- What you have to do: Where in the entries below does "label" appear? Copy every line that has it.

- Listed records:
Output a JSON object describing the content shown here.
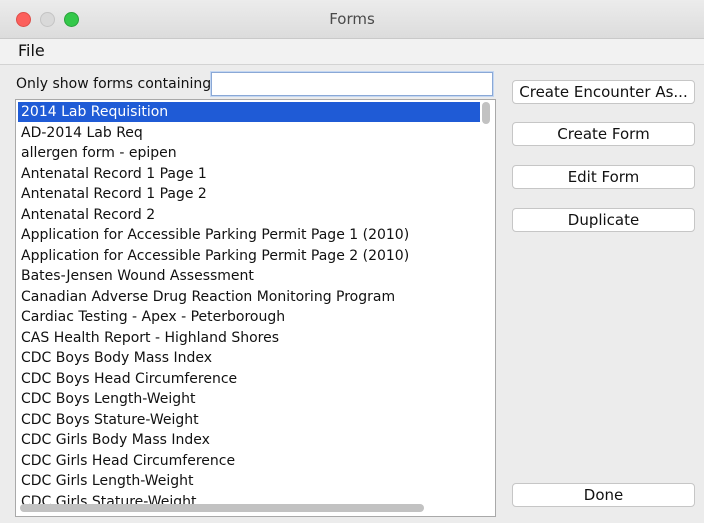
{
  "window": {
    "title": "Forms"
  },
  "menu": {
    "file": "File"
  },
  "filter": {
    "label": "Only show forms containing:",
    "value": ""
  },
  "list": {
    "items": [
      "2014 Lab Requisition",
      "AD-2014 Lab Req",
      "allergen form - epipen",
      "Antenatal Record 1 Page 1",
      "Antenatal Record 1 Page 2",
      "Antenatal Record 2",
      "Application for Accessible Parking Permit Page 1 (2010)",
      "Application for Accessible Parking Permit Page 2 (2010)",
      "Bates-Jensen Wound Assessment",
      "Canadian Adverse Drug Reaction Monitoring Program",
      "Cardiac Testing - Apex - Peterborough",
      "CAS Health Report - Highland Shores",
      "CDC Boys Body Mass Index",
      "CDC Boys Head Circumference",
      "CDC Boys Length-Weight",
      "CDC Boys Stature-Weight",
      "CDC Girls Body Mass Index",
      "CDC Girls Head Circumference",
      "CDC Girls Length-Weight",
      "CDC Girls Stature-Weight"
    ],
    "selected_index": 0
  },
  "buttons": {
    "create_encounter": "Create Encounter As...",
    "create_form": "Create Form",
    "edit_form": "Edit Form",
    "duplicate": "Duplicate",
    "done": "Done"
  },
  "colors": {
    "selection": "#1f5bd6",
    "close": "#fc605c",
    "maximize": "#34c84a"
  }
}
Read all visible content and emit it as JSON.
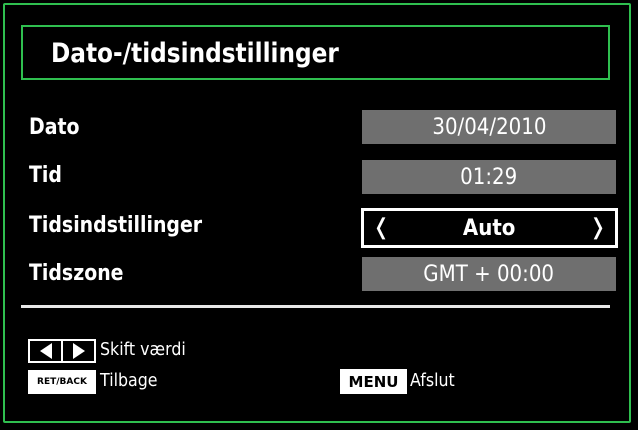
{
  "header": {
    "title": "Dato-/tidsindstillinger"
  },
  "settings": [
    {
      "label": "Dato",
      "value": "30/04/2010"
    },
    {
      "label": "Tid",
      "value": "01:29"
    },
    {
      "label": "Tidsindstillinger",
      "value": "Auto"
    },
    {
      "label": "Tidszone",
      "value": "GMT + 00:00"
    }
  ],
  "footer": {
    "lr_hint": "Skift værdi",
    "back_key": "RET/BACK",
    "back_hint": "Tilbage",
    "menu_key": "MENU",
    "menu_hint": "Afslut"
  },
  "icons": {
    "left": "chevron-left-icon",
    "right": "chevron-right-icon"
  },
  "colors": {
    "frame": "#2fbf4f",
    "value_bg": "#6f6f6f",
    "background": "#000000"
  }
}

- Reply to the task:
    "label": "Only show forms containing:",
      "label": "Dato",
      "label": "Tid",
      "label": "Tidsindstillinger",
      "label": "Tidszone",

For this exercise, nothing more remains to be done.